The social motive, on the other hand, is a consequence of our tribe mentality. We may find a social connection with like-minded people by being part of a community of believers. We also tend to identify with ideas held by those we find similar to us or feel obligated to agree with baseless beliefs to maintain a positive self-image in a group.
The existential motive justifies the behavior of folks accepting theories as a compensatory satisfaction when their needs are threatened. This motive is predominant in situations where people feel they have a lack of sociopolitical control or psychological empowerment. For example, in the conspiracy surrounding the 2020 US presidential elections, Trump supporters were overwhelmed when he lost the election. Fearing financial and social vulnerability, they endorsed theories that made them feel more comfortable.

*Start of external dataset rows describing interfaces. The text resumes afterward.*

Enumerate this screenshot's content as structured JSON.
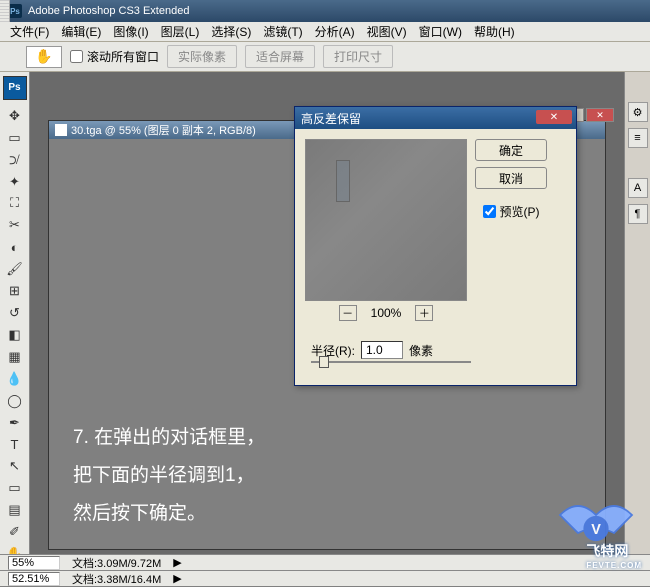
{
  "app": {
    "title": "Adobe Photoshop CS3 Extended"
  },
  "menu": {
    "file": "文件(F)",
    "edit": "编辑(E)",
    "image": "图像(I)",
    "layer": "图层(L)",
    "select": "选择(S)",
    "filter": "滤镜(T)",
    "analysis": "分析(A)",
    "view": "视图(V)",
    "window": "窗口(W)",
    "help": "帮助(H)"
  },
  "options": {
    "scroll_all": "滚动所有窗口",
    "actual_pixels": "实际像素",
    "fit_screen": "适合屏幕",
    "print_size": "打印尺寸"
  },
  "document": {
    "title": "30.tga @ 55% (图层 0 副本 2, RGB/8)"
  },
  "annotation": {
    "line1": "7. 在弹出的对话框里，",
    "line2": "把下面的半径调到1，",
    "line3": "然后按下确定。"
  },
  "dialog": {
    "title": "高反差保留",
    "ok": "确定",
    "cancel": "取消",
    "preview": "预览(P)",
    "zoom": "100%",
    "radius_label": "半径(R):",
    "radius_value": "1.0",
    "unit": "像素"
  },
  "status1": {
    "zoom": "55%",
    "doc": "文档:3.09M/9.72M"
  },
  "status2": {
    "zoom": "52.51%",
    "doc": "文档:3.38M/16.4M"
  },
  "watermark": {
    "text": "飞特网",
    "url": "FEVTE.COM"
  },
  "ps_badge": "Ps"
}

Conspiracy theories are hardly based on facts, rather, they serve the purpose of confirming things we already believe in. Illusory pattern perception is one of the tools used in crafting these theories, in addition, theorists often build gripping narratives centered around you, the protagonist bound to propagating the truth, and the other believers play mentors and guide you through your journey. This storyline is one of the principal methods used by theorists to get you to join communities of believers. When people get too submerged in these stories, existing shreds of evidence become part of the conspiracy theories themselves.
While the conspiracy theorists are responsible for conceiving an alluring and captive story, the internet promotes them. By prioritizing the most liked and shared posts, baseless theories end up being circulated uncontrollably.
Although it is difficult to keep calm during times of uncertainty, here are a few ways to avoid falling for conspiracy theories. Turn off the news, gadgets, or whatever is making you anxious. Stay away from social media or anything that repeatedly brings up concerning situations. Closely examine evidence and consciously tell yourself to think critically. Sometimes, even changing your perspective can help better your anxiety. Try to look at things more positively and visualize positive outcomes.
Last but not least, take good care of yourself. Remind yourself that your life lies in your hands and you’re the only person with actual control over yourself.